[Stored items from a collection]
◆ ◆ ◆ ◆

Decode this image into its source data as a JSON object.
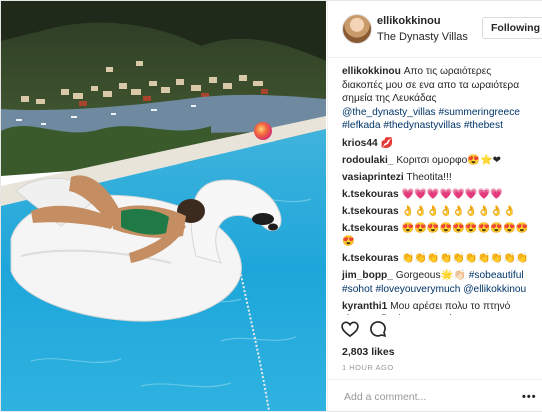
{
  "post": {
    "username": "ellikokkinou",
    "location": "The Dynasty Villas",
    "follow_label": "Following"
  },
  "comments": [
    {
      "user": "ellikokkinou",
      "text": "Απο τις ωραιότερες διακοπές μου σε ενα απο τα ωραιότερα σημεία της Λευκάδας",
      "tags": [
        "@the_dynasty_villas",
        "#summeringreece",
        "#lefkada",
        "#thedynastyvillas",
        "#thebest"
      ]
    },
    {
      "user": "krios44",
      "text": "💋"
    },
    {
      "user": "rodoulaki_",
      "text": "Κοριτσι ομορφο😍⭐❤"
    },
    {
      "user": "vasiaprintezi",
      "text": "Theotita!!!"
    },
    {
      "user": "k.tsekouras",
      "text": "💗💗💗💗💗💗💗💗"
    },
    {
      "user": "k.tsekouras",
      "text": "👌👌👌👌👌👌👌👌👌"
    },
    {
      "user": "k.tsekouras",
      "text": "😍😍😍😍😍😍😍😍😍😍😍"
    },
    {
      "user": "k.tsekouras",
      "text": "👏👏👏👏👏👏👏👏👏👏"
    },
    {
      "user": "jim_bopp_",
      "text": "Gorgeous🌟👏🏻",
      "tags": [
        "#sobeautiful",
        "#sohot",
        "#loveyouverymuch",
        "@ellikokkinou"
      ]
    },
    {
      "user": "kyranthi1",
      "text": "Μου αρέσει πολυ το πτηνό είναι και δεμένο...ΘΕΑ είσαι! Χαχαχαχα Να περνάς όμορφα κ Χρόνια Σου πολλά για"
    }
  ],
  "likes": "2,803 likes",
  "time_ago": "1 HOUR AGO",
  "comment_input": {
    "placeholder": "Add a comment..."
  },
  "more_label": "•••",
  "icons": {
    "like": "heart-icon",
    "comment": "comment-icon",
    "more": "more-options-icon"
  },
  "colors": {
    "link": "#003569",
    "border": "#e6e6e6",
    "muted": "#999999",
    "text": "#262626"
  }
}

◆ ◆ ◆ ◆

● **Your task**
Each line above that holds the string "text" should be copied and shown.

● **Solution**
      "text": "Απο τις ωραιότερες διακοπές μου σε ενα απο τα ωραιότερα σημεία της Λευκάδας",
      "text": "💋"
      "text": "Κοριτσι ομορφο😍⭐❤"
      "text": "Theotita!!!"
      "text": "💗💗💗💗💗💗💗💗"
      "text": "👌👌👌👌👌👌👌👌👌"
      "text": "😍😍😍😍😍😍😍😍😍😍😍"
      "text": "👏👏👏👏👏👏👏👏👏👏"
      "text": "Gorgeous🌟👏🏻",
      "text": "Μου αρέσει πολυ το πτηνό είναι και δεμένο...ΘΕΑ είσαι! Χαχαχαχα Να περνάς όμορφα κ Χρόνια Σου πολλά για"
    "text": "#262626"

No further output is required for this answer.